Though this ingenious method of reducing the Rates was a fairly widespread practice, partly forced on townships by the burden of Poor Relief, few places imposed so big a fine as Harrogate. In Knaresborough, at this time, there was a special Charity providing a 10 apprenticeship fee for a number of Masters every year. A knowledge of this may have enabled the Harrogate Overseers to fix the amount of the fine, yet strangely enough it did not also suggest to them that, having collected the 10 from a defaulter, they should give it to the Master. The best that can be said of the practice is that it worked out to the financial advantage of the rate-payers. But if the larger view be taken and the interests of the community considered it was admittedly a bad system. Many potential "poor apprentices," who might well have risen from the pauper ranks to become craftsmen, lost their opportunity because suitable Masters were offered no adequate fee for their training. These unfortunate boys and girls were condemned to join the pool of unskilled labour and their doing so would tend to reduce still further the wages of the lowest paid workers.

One must admire the astuteness of a Master, one John Ferrington, tailor, of Star Beck, who in 1843 drove a hard bargain with the Overseers. The boy he agreed to take was to have "meat and clothes," during the whole of his apprenticeship, from the township, and was to sleep in the Workhouse. . In addition, Ferrington was to have the "Tayloring Work of the Township." At least one "poor apprentice" was able to get his chance in life.

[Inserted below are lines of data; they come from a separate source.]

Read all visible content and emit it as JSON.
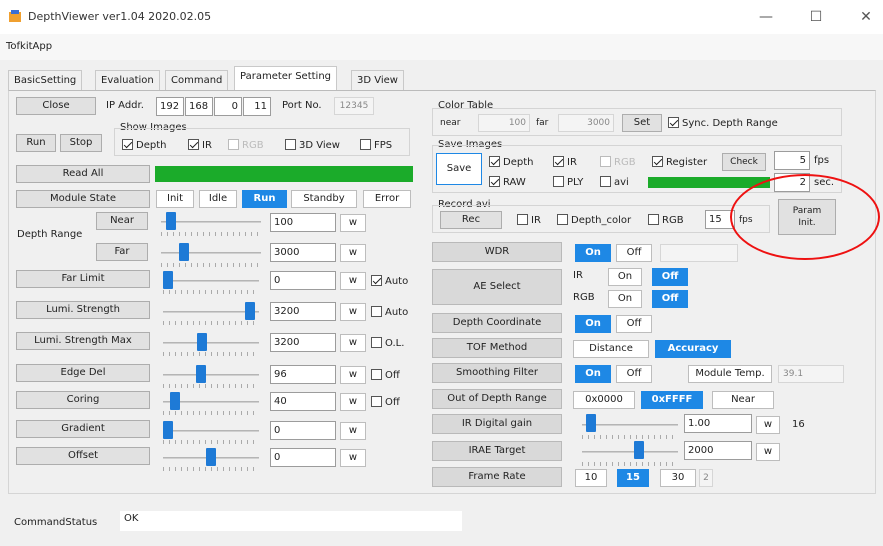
{
  "window": {
    "title": "DepthViewer ver1.04 2020.02.05",
    "min": "—",
    "max": "☐",
    "close": "✕"
  },
  "menu": {
    "app": "TofkitApp"
  },
  "tabs": [
    "BasicSetting",
    "Evaluation",
    "Command",
    "Parameter Setting",
    "3D View"
  ],
  "left": {
    "close": "Close",
    "ip_label": "IP Addr.",
    "ip": [
      "192",
      "168",
      "0",
      "11"
    ],
    "port_label": "Port No.",
    "port": "12345",
    "run": "Run",
    "stop": "Stop",
    "show_images": "Show Images",
    "show": {
      "depth": "Depth",
      "ir": "IR",
      "rgb": "RGB",
      "view3d": "3D View",
      "fps": "FPS"
    },
    "read_all": "Read All",
    "module_state": "Module State",
    "states": [
      "Init",
      "Idle",
      "Run",
      "Standby",
      "Error"
    ],
    "depth_range": "Depth Range",
    "near": "Near",
    "far": "Far",
    "w": "w",
    "auto": "Auto",
    "ol": "O.L.",
    "off": "Off",
    "params": [
      {
        "label": "Far Limit",
        "value": "0",
        "slider": 0.0
      },
      {
        "label": "Lumi. Strength",
        "value": "3200",
        "slider": 0.95
      },
      {
        "label": "Lumi. Strength Max",
        "value": "3200",
        "slider": 0.4
      },
      {
        "label": "Edge Del",
        "value": "96",
        "slider": 0.38
      },
      {
        "label": "Coring",
        "value": "40",
        "slider": 0.08
      },
      {
        "label": "Gradient",
        "value": "0",
        "slider": 0.0
      },
      {
        "label": "Offset",
        "value": "0",
        "slider": 0.5
      }
    ],
    "near_value": "100",
    "far_value": "3000",
    "near_slider": 0.05,
    "far_slider": 0.2
  },
  "right": {
    "color_table": "Color Table",
    "near": "near",
    "near_val": "100",
    "far": "far",
    "far_val": "3000",
    "set": "Set",
    "sync": "Sync. Depth Range",
    "save_images": "Save Images",
    "save": "Save",
    "depth": "Depth",
    "ir": "IR",
    "rgb": "RGB",
    "register": "Register",
    "check": "Check",
    "fps_val": "5",
    "fps": "fps",
    "raw": "RAW",
    "ply": "PLY",
    "avi": "avi",
    "sec_val": "2",
    "sec": "sec.",
    "record_avi": "Record avi",
    "rec": "Rec",
    "depth_color": "Depth_color",
    "rec_fps_val": "15",
    "param_init": "Param\nInit.",
    "wdr": "WDR",
    "on": "On",
    "off": "Off",
    "ae_select": "AE Select",
    "ir_label": "IR",
    "rgb_label": "RGB",
    "depth_coord": "Depth Coordinate",
    "tof_method": "TOF Method",
    "distance": "Distance",
    "accuracy": "Accuracy",
    "smoothing": "Smoothing Filter",
    "module_temp": "Module Temp.",
    "module_temp_val": "39.1",
    "out_of_depth": "Out of Depth Range",
    "hex0": "0x0000",
    "hexF": "0xFFFF",
    "near_btn": "Near",
    "ir_gain": "IR Digital gain",
    "ir_gain_val": "1.00",
    "w": "w",
    "ir_gain_max": "16",
    "ir_gain_slider": 0.05,
    "irae": "IRAE Target",
    "irae_val": "2000",
    "irae_slider": 0.6,
    "frame_rate": "Frame Rate",
    "fr": [
      "10",
      "15",
      "30"
    ],
    "fr_val": "2"
  },
  "status": {
    "label": "CommandStatus",
    "value": "OK"
  }
}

Home | Contact Me | Search


Copyright 2004, 2005 Harrogate Historical Society